90. Mr. Hardy : To ask the Secretary of State for the Environment if he will take further steps to discourage development outside the conurbations and provide additional incentives to secure reclamation of derelict land within them.
Mr. Trippier : The Government are already firmly committed to the preservation of the countryside and the maximum use of urban land for new development. Under the derelict land grant, priority is given to reclaiming derelict sites in urban areas and city grant and urban programme grants are also available to reclaim derelict land and facilitate development. In addition, the 10 urban development corporations now established in England are making a significant impact on the derelict land in their areas.
Nevertheless, the latest household projections make it clear that some land for housing will continue to be needed in the foreseeable future on new sites outside urban areas. Such sites will have to be identified with an eye to all material planning considerations.
Mr. Harry Greenway : To ask the Secretary of State for the Environment what measures he is taking to prevent building development by housing associations, local councils and other public bodies on school and other playing fields ; and if he will make a statement.
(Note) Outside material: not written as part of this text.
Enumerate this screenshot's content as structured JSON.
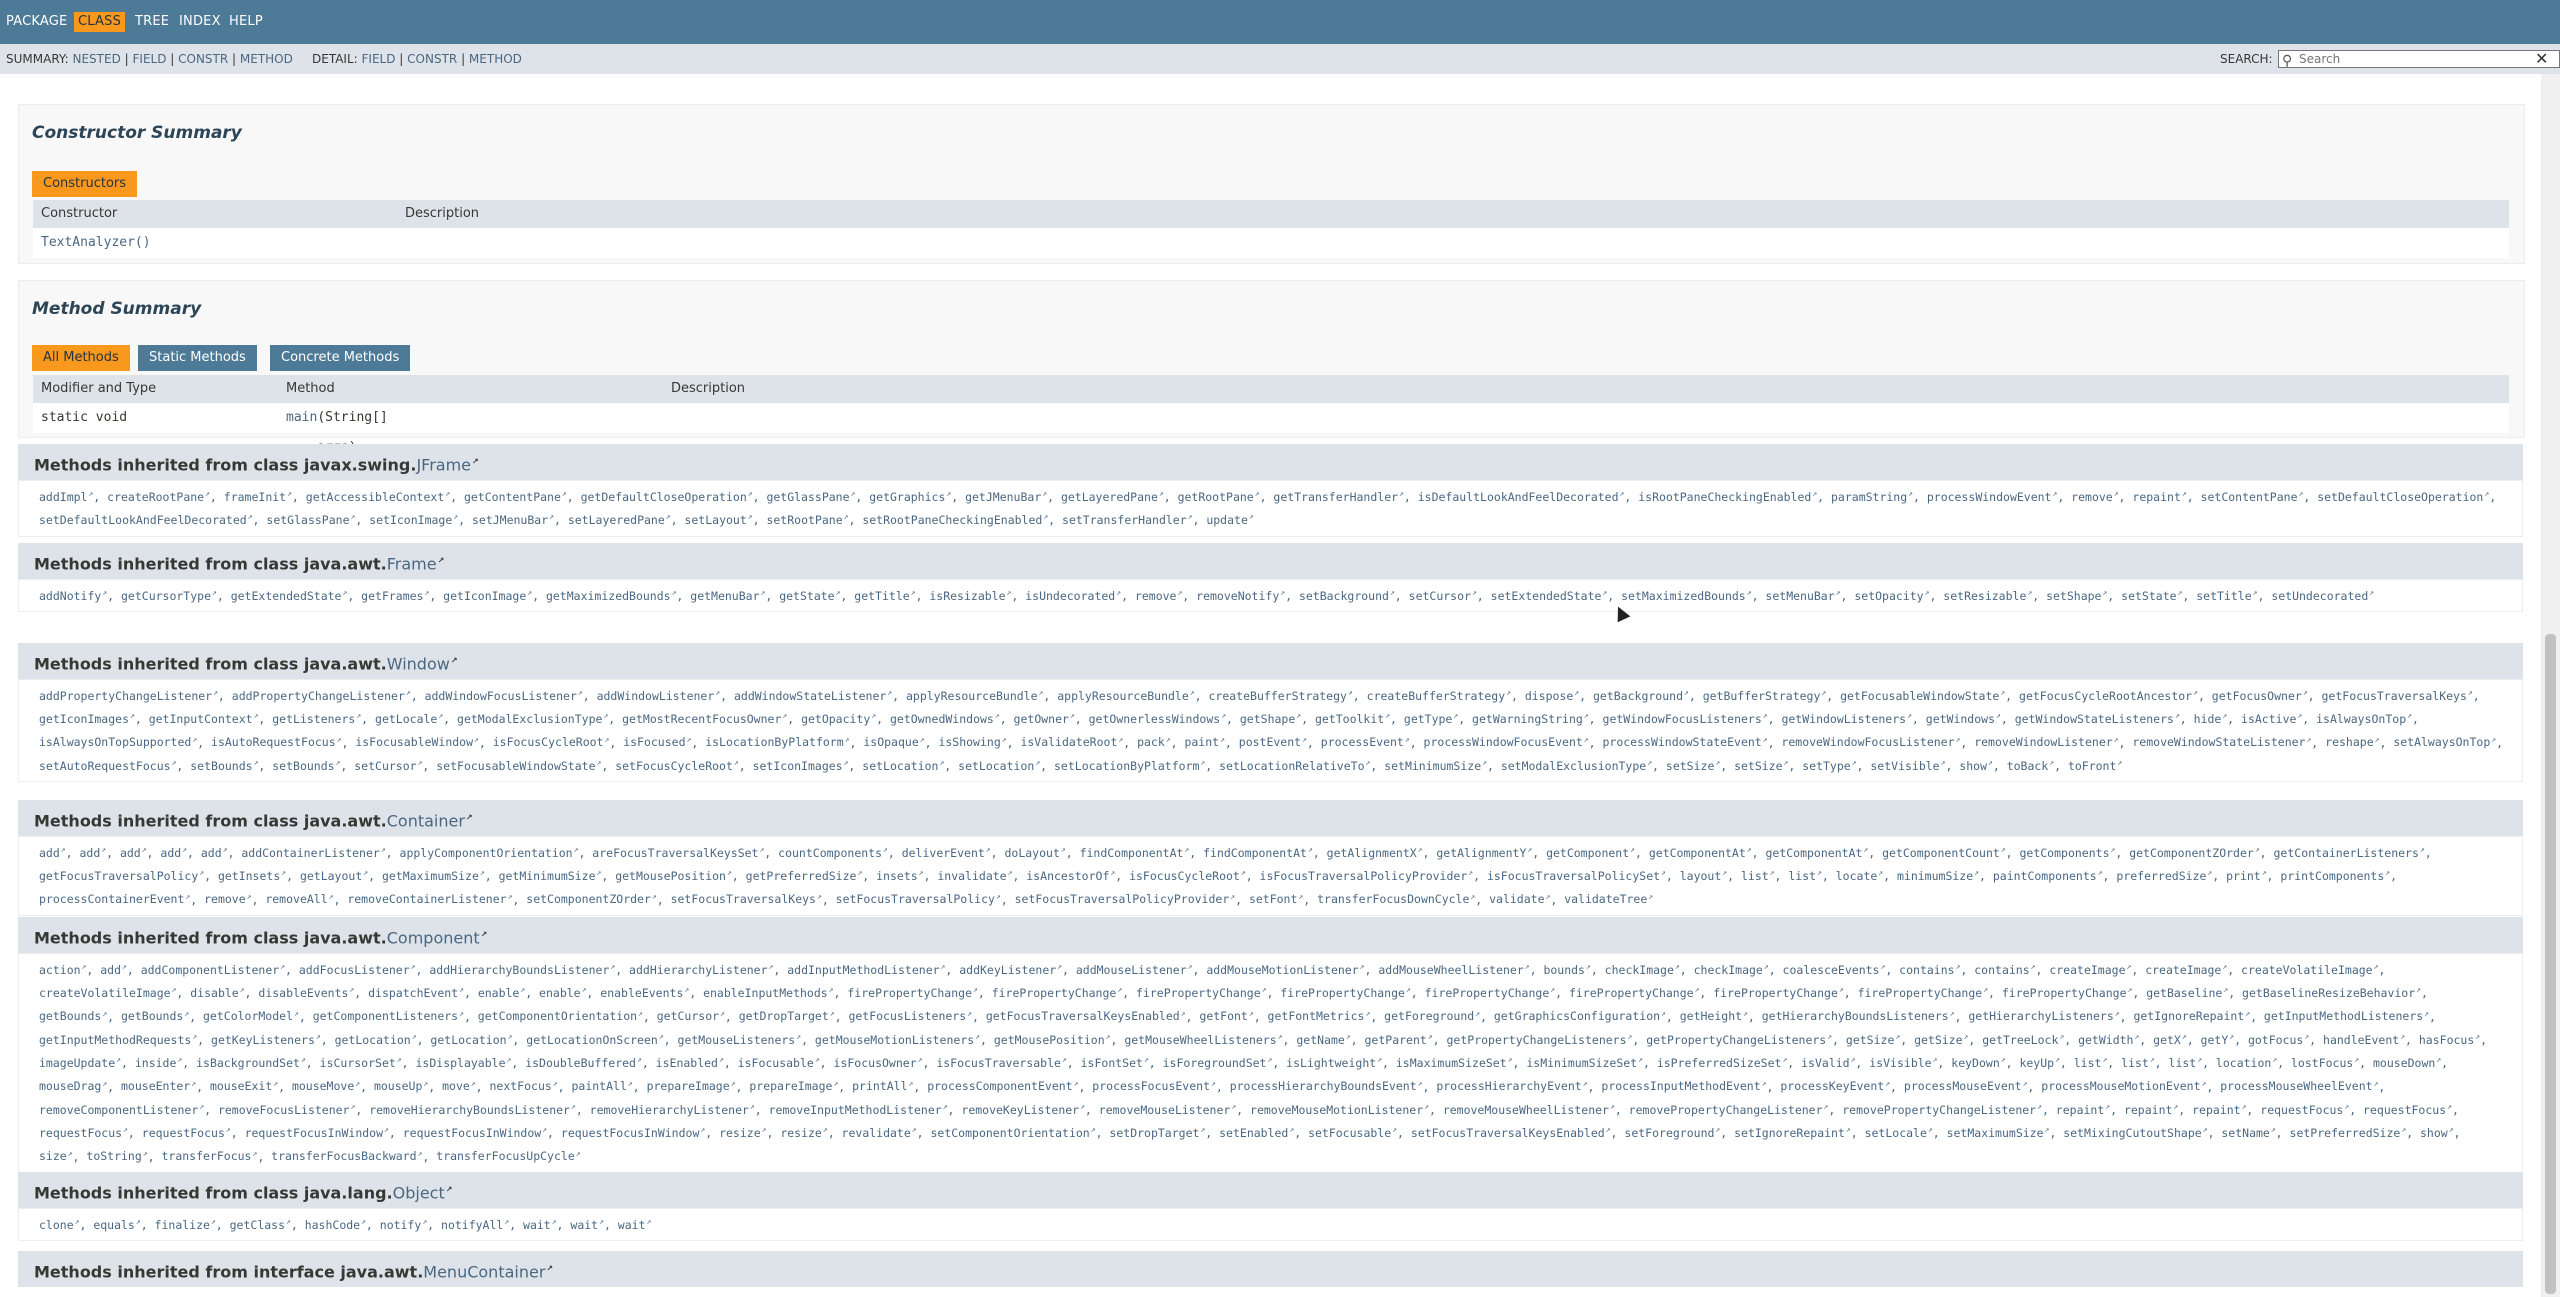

Mr. Chope : Local planning authorities are responsible for determining development proposals in the first instance. As I indicated in reply to the hon. Member for Durham, North (Mr. Radice) on 24 May, we have urged authorities to take account of the wider needs of the community and to consult local sports and recreational interests when considering proposals for the development of recreational land.
Column 496regarding the role and function of waste disposal authorities, and what was the nature of their representations.